- Allow time for the poison ivy to die. With Ortho® GroundClear® Poison Ivy & Tough Brush Killer, you'll see results in 24 hours, and wilting or yellowing in 2-4 weeks.
- Wear protective clothing and gloves when getting rid of dead poison ivy plants, as they still contain active urushiol. Remove them and carefully place them in a heavy garbage bag. Seal the bag tightly, and place the bags in an appropriate trash receptacle. Never burn poison ivy, as doing so will release urushiol into the air, where it can be breathed in—something that can be quite dangerous to humans.
- While still wearing protective gloves, wash your shoes or boots off.
- Thoroughly wash all garden tools, including the handles.
- Pull on a pair of clean, disposable gloves and remove shoes and clothing. Immediately put them in the washer. Dispose of the gloves, then wash shoes and clothes in hot water with detergent. Do not add any other items.
- Take a warm-water shower. Don't take a bath since the urushiol can cling to bathtubs.
Why Digging Up Poison Ivy Doesn't Usually Work:
This method only works if the entire plant, including the root, is completely dug out. Unfortunately, poison ivy has a notoriously expansive root system—and leaving behind even the smallest portion of a root can lead to regrowth.
- Know what poison ivy looks like so you can avoid direct contact with it.
- If you see a poison ivy plant or notice new growth, follow the steps above and treat it with Ortho® GroundClear® Poison Ivy & Tough Brush Killer.
- If a person or pet comes into contact with poison ivy, rinse the affected area with cold water as soon as possible. Follow up with a thorough washing for yourself using soap and water.
- Wash off anything and everything that comes in contact with poison ivy, including shoes, clothes, and tools.

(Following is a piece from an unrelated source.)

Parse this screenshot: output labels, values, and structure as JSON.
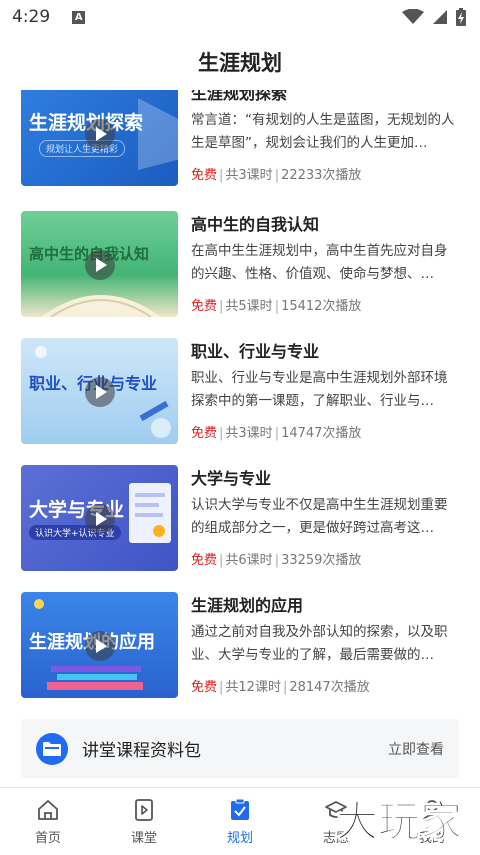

Tackling a dreaded weed like poison ivy doesn't have to be tough, tricky, or time-intensive. These tips are designed to make it easy for you to know exactly what to look for—and what to do—to safely kill poison ivy.